In one congregation with this custom, one kohen refused to leave the shul and also refused to bid on the donation. Instead, he insisted that he be given the aliyah gratis. The members of the shul called upon the city government authorities to remove the
recalcitrant kohen from the premises so that they could call up the donor for the aliyah.
The issue was referred to the Maharik, as one of the greatest poskim of his generation. The Maharik ruled that the congregation is permitted to continue their practice of auctioning off this aliyah and calling the donor to the Torah, and they may ignore the presence of the recalcitrant kohen. Since this is their well-established minhag, and it was established to demonstrate kovod hatorah, in a case like this we rule that a minhag can override the halacha, specifically the requirement to call the kohen to the Torah as the first aliyah.
In the same tshuvah, Maharik mentions another related minhag that was well-accepted in his day. Apparently, during this period and place, most people fasted on bahav, the three days of fasting and saying selichos that take place during the months of MarCheshvan and Iyar. In addition, the custom on these fast days was to call up for an aliyah only people who were fasting, similar to the practice we have on our fast days. Maharik reports that if all the kohanim who were in shul were not fasting, the kohanim would exit the shul to allow them to call a non-kohen to the Torah who was fasting. He rules that this custom is halachically acceptable since it is a kovod hatorah that on a community-accepted fast to call to the Torah only people who are fasting.
Thus, we see from the Maharik’s responsum that although it is a mitzvah to honor the kohen, there is a greater mitzvah to safeguard the community’s minhag.

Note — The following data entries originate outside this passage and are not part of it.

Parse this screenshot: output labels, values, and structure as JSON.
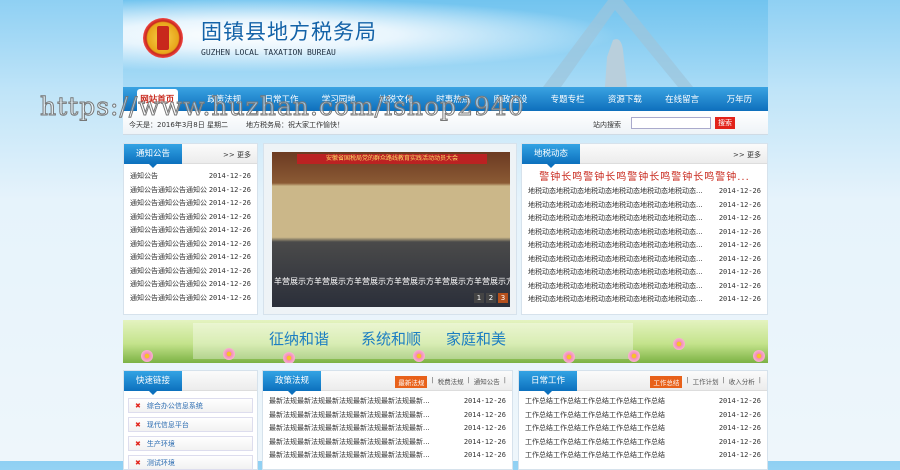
{
  "header": {
    "title": "固镇县地方税务局",
    "subtitle": "GUZHEN LOCAL TAXATION BUREAU"
  },
  "nav": [
    "网站首页",
    "政策法规",
    "日常工作",
    "学习园地",
    "地税文化",
    "时事热点",
    "廉政建设",
    "专题专栏",
    "资源下载",
    "在线留言",
    "万年历"
  ],
  "status": {
    "date": "今天是：2016年3月8日  星期二",
    "message": "地方税务局：祝大家工作愉快！",
    "search_label": "站内搜索",
    "search_value": "",
    "search_button": "搜索"
  },
  "watermark": "https://www.huzhan.com/ishop2940",
  "notice": {
    "title": "通知公告",
    "more": ">> 更多",
    "items": [
      {
        "t": "通知公告",
        "d": "2014-12-26"
      },
      {
        "t": "通知公告通知公告通知公",
        "d": "2014-12-26"
      },
      {
        "t": "通知公告通知公告通知公",
        "d": "2014-12-26"
      },
      {
        "t": "通知公告通知公告通知公",
        "d": "2014-12-26"
      },
      {
        "t": "通知公告通知公告通知公",
        "d": "2014-12-26"
      },
      {
        "t": "通知公告通知公告通知公",
        "d": "2014-12-26"
      },
      {
        "t": "通知公告通知公告通知公",
        "d": "2014-12-26"
      },
      {
        "t": "通知公告通知公告通知公",
        "d": "2014-12-26"
      },
      {
        "t": "通知公告通知公告通知公",
        "d": "2014-12-26"
      },
      {
        "t": "通知公告通知公告通知公",
        "d": "2014-12-26"
      }
    ]
  },
  "slideshow": {
    "banner": "安徽省国税局党的群众路线教育实践活动动员大会",
    "caption": "羊营展示方羊营展示方羊营展示方羊营展示方羊营展示方羊营展示方",
    "pages": [
      "1",
      "2",
      "3"
    ],
    "active": 3
  },
  "news": {
    "title": "地税动态",
    "more": ">> 更多",
    "headline": "警钟长鸣警钟长鸣警钟长鸣警钟长鸣警钟...",
    "items": [
      {
        "t": "地税动态地税动态地税动态地税动态地税动态地税动态...",
        "d": "2014-12-26"
      },
      {
        "t": "地税动态地税动态地税动态地税动态地税动态地税动态...",
        "d": "2014-12-26"
      },
      {
        "t": "地税动态地税动态地税动态地税动态地税动态地税动态...",
        "d": "2014-12-26"
      },
      {
        "t": "地税动态地税动态地税动态地税动态地税动态地税动态...",
        "d": "2014-12-26"
      },
      {
        "t": "地税动态地税动态地税动态地税动态地税动态地税动态...",
        "d": "2014-12-26"
      },
      {
        "t": "地税动态地税动态地税动态地税动态地税动态地税动态...",
        "d": "2014-12-26"
      },
      {
        "t": "地税动态地税动态地税动态地税动态地税动态地税动态...",
        "d": "2014-12-26"
      },
      {
        "t": "地税动态地税动态地税动态地税动态地税动态地税动态...",
        "d": "2014-12-26"
      },
      {
        "t": "地税动态地税动态地税动态地税动态地税动态地税动态...",
        "d": "2014-12-26"
      }
    ]
  },
  "banner": [
    "征纳和谐",
    "系统和顺",
    "家庭和美"
  ],
  "quicklinks": {
    "title": "快速链接",
    "items": [
      "综合办公信息系统",
      "现代信息平台",
      "生产环境",
      "测试环境"
    ]
  },
  "policy": {
    "title": "政策法规",
    "tabs": [
      "最新法规",
      "税费法规",
      "通知公告"
    ],
    "items": [
      {
        "t": "最新法规最新法规最新法规最新法规最新法规最新...",
        "d": "2014-12-26"
      },
      {
        "t": "最新法规最新法规最新法规最新法规最新法规最新...",
        "d": "2014-12-26"
      },
      {
        "t": "最新法规最新法规最新法规最新法规最新法规最新...",
        "d": "2014-12-26"
      },
      {
        "t": "最新法规最新法规最新法规最新法规最新法规最新...",
        "d": "2014-12-26"
      },
      {
        "t": "最新法规最新法规最新法规最新法规最新法规最新...",
        "d": "2014-12-26"
      }
    ]
  },
  "work": {
    "title": "日常工作",
    "tabs": [
      "工作总结",
      "工作计划",
      "收入分析"
    ],
    "items": [
      {
        "t": "工作总结工作总结工作总结工作总结工作总结",
        "d": "2014-12-26"
      },
      {
        "t": "工作总结工作总结工作总结工作总结工作总结",
        "d": "2014-12-26"
      },
      {
        "t": "工作总结工作总结工作总结工作总结工作总结",
        "d": "2014-12-26"
      },
      {
        "t": "工作总结工作总结工作总结工作总结工作总结",
        "d": "2014-12-26"
      },
      {
        "t": "工作总结工作总结工作总结工作总结工作总结",
        "d": "2014-12-26"
      }
    ]
  }
}
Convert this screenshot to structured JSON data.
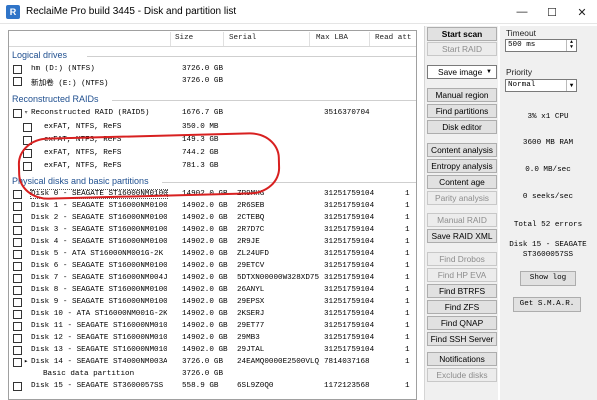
{
  "window": {
    "title": "ReclaiMe Pro build 3445 - Disk and partition list",
    "app_icon": "R",
    "minimize": "—",
    "maximize": "☐",
    "close": "✕"
  },
  "columns": {
    "size": "Size",
    "serial": "Serial",
    "max_lba": "Max LBA",
    "reads": "Read att"
  },
  "logical": {
    "title": "Logical drives",
    "rows": [
      {
        "name": "hm (D:) (NTFS)",
        "size": "3726.0 GB"
      },
      {
        "name": "新加卷 (E:) (NTFS)",
        "size": "3726.0 GB"
      }
    ]
  },
  "raids": {
    "title": "Reconstructed RAIDs",
    "rows": [
      {
        "name": "Reconstructed RAID (RAID5)",
        "size": "1676.7 GB",
        "lba": "3516370704"
      },
      {
        "name": "exFAT, NTFS, ReFS",
        "size": "350.0 MB"
      },
      {
        "name": "exFAT, NTFS, ReFS",
        "size": "149.3 GB"
      },
      {
        "name": "exFAT, NTFS, ReFS",
        "size": "744.2 GB"
      },
      {
        "name": "exFAT, NTFS, ReFS",
        "size": "781.3 GB"
      }
    ]
  },
  "physical": {
    "title": "Physical disks and basic partitions",
    "rows": [
      {
        "name": "Disk 0 - SEAGATE ST16000NM0100",
        "size": "14902.0 GB",
        "serial": "ZR9MHG",
        "lba": "31251759104",
        "reads": "1"
      },
      {
        "name": "Disk 1 - SEAGATE ST16000NM0100",
        "size": "14902.0 GB",
        "serial": "2R6SEB",
        "lba": "31251759104",
        "reads": "1"
      },
      {
        "name": "Disk 2 - SEAGATE ST16000NM0100",
        "size": "14902.0 GB",
        "serial": "2CTEBQ",
        "lba": "31251759104",
        "reads": "1"
      },
      {
        "name": "Disk 3 - SEAGATE ST16000NM0100",
        "size": "14902.0 GB",
        "serial": "2R7D7C",
        "lba": "31251759104",
        "reads": "1"
      },
      {
        "name": "Disk 4 - SEAGATE ST16000NM0100",
        "size": "14902.0 GB",
        "serial": "2R9JE",
        "lba": "31251759104",
        "reads": "1"
      },
      {
        "name": "Disk 5 - ATA ST16000NM001G-2K",
        "size": "14902.0 GB",
        "serial": "ZL24UFD",
        "lba": "31251759104",
        "reads": "1"
      },
      {
        "name": "Disk 6 - SEAGATE ST16000NM0100",
        "size": "14902.0 GB",
        "serial": "29ETCV",
        "lba": "31251759104",
        "reads": "1"
      },
      {
        "name": "Disk 7 - SEAGATE ST16000NM004J",
        "size": "14902.0 GB",
        "serial": "5DTXN00000W328XD75",
        "lba": "31251759104",
        "reads": "1"
      },
      {
        "name": "Disk 8 - SEAGATE ST16000NM0100",
        "size": "14902.0 GB",
        "serial": "26ANYL",
        "lba": "31251759104",
        "reads": "1"
      },
      {
        "name": "Disk 9 - SEAGATE ST16000NM0100",
        "size": "14902.0 GB",
        "serial": "29EPSX",
        "lba": "31251759104",
        "reads": "1"
      },
      {
        "name": "Disk 10 - ATA ST16000NM001G-2K",
        "size": "14902.0 GB",
        "serial": "2KSERJ",
        "lba": "31251759104",
        "reads": "1"
      },
      {
        "name": "Disk 11 - SEAGATE ST16000NM0100",
        "size": "14902.0 GB",
        "serial": "29ET77",
        "lba": "31251759104",
        "reads": "1"
      },
      {
        "name": "Disk 12 - SEAGATE ST16000NM0100",
        "size": "14902.0 GB",
        "serial": "29MB3",
        "lba": "31251759104",
        "reads": "1"
      },
      {
        "name": "Disk 13 - SEAGATE ST16000NM0100",
        "size": "14902.0 GB",
        "serial": "29JTAL",
        "lba": "31251759104",
        "reads": "1"
      },
      {
        "name": "Disk 14 - SEAGATE ST4000NM003A",
        "size": "3726.0 GB",
        "serial": "24EAMQ0000E2500VLQ",
        "lba": "7814037168",
        "reads": "1"
      },
      {
        "name": "Basic data partition",
        "size": "3726.0 GB",
        "serial": "",
        "lba": "",
        "reads": ""
      },
      {
        "name": "Disk 15 - SEAGATE ST3600057SS",
        "size": "558.9 GB",
        "serial": "6SL9Z0Q0",
        "lba": "1172123568",
        "reads": "1"
      }
    ]
  },
  "buttons": {
    "start_scan": "Start scan",
    "start_raid": "Start RAID",
    "save_image": "Save image",
    "manual_region": "Manual region",
    "find_partitions": "Find partitions",
    "disk_editor": "Disk editor",
    "content_analysis": "Content analysis",
    "entropy_analysis": "Entropy analysis",
    "content_age": "Content age",
    "parity_analysis": "Parity analysis",
    "manual_raid": "Manual RAID",
    "save_raid_xml": "Save RAID XML",
    "find_drobos": "Find Drobos",
    "find_hp_eva": "Find HP EVA",
    "find_btrfs": "Find BTRFS",
    "find_zfs": "Find ZFS",
    "find_qnap": "Find QNAP",
    "find_ssh_server": "Find SSH Server",
    "notifications": "Notifications",
    "exclude_disks": "Exclude disks"
  },
  "status": {
    "timeout_label": "Timeout",
    "timeout_value": "500 ms",
    "priority_label": "Priority",
    "priority_value": "Normal",
    "cpu": "3% x1 CPU",
    "ram": "3600 MB RAM",
    "speed": "0.0 MB/sec",
    "seeks": "0 seeks/sec",
    "errors": "Total 52 errors",
    "disk_line1": "Disk 15 - SEAGATE",
    "disk_line2": "ST3600057SS",
    "show_log": "Show log",
    "get_smart": "Get S.M.A.R."
  },
  "colors": {
    "group_header": "#1f4f8f",
    "annotation": "#d82020",
    "panel_bg": "#f0f0f0"
  }
}
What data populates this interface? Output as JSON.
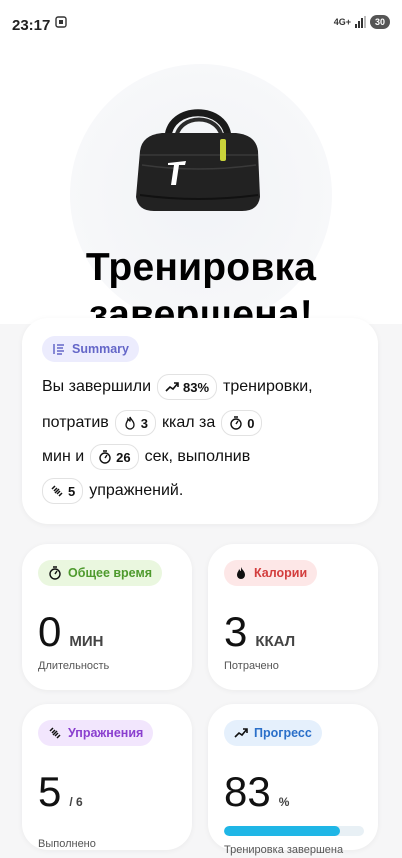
{
  "status_bar": {
    "time": "23:17",
    "network": "4G+",
    "battery": "30"
  },
  "hero": {
    "title_line1": "Тренировка",
    "title_line2": "завершена!"
  },
  "summary": {
    "label": "Summary",
    "line1_prefix": "Вы завершили",
    "completion_chip": "83%",
    "line1_suffix": "тренировки,",
    "line2_prefix": "потратив",
    "calories_chip": "3",
    "line2_mid": "ккал за",
    "minutes_chip": "0",
    "line3_prefix": "мин и",
    "seconds_chip": "26",
    "line3_suffix": "сек, выполнив",
    "exercises_chip": "5",
    "line4_suffix": "упражнений."
  },
  "stats": {
    "time": {
      "label": "Общее время",
      "value": "0",
      "unit": "МИН",
      "caption": "Длительность",
      "color": "#4e9a2d",
      "bg": "#eaf7df"
    },
    "calories": {
      "label": "Калории",
      "value": "3",
      "unit": "ККАЛ",
      "caption": "Потрачено",
      "color": "#d33d3d",
      "bg": "#fde7e7"
    },
    "exercises": {
      "label": "Упражнения",
      "value": "5",
      "unit": "/ 6",
      "caption": "Выполнено",
      "color": "#8a3fcf",
      "bg": "#f2e6fd"
    },
    "progress": {
      "label": "Прогресс",
      "value": "83",
      "unit": "%",
      "caption": "Тренировка завершена",
      "fraction": 0.83,
      "color": "#2a6fc9",
      "bg": "#e5f0fc"
    }
  }
}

In regard to the honor of the kohen, the conclusion of the Mishneh Berurah and other late poskim is that one should try to honor the kohen, following the literal interpretation of the statement of chazal.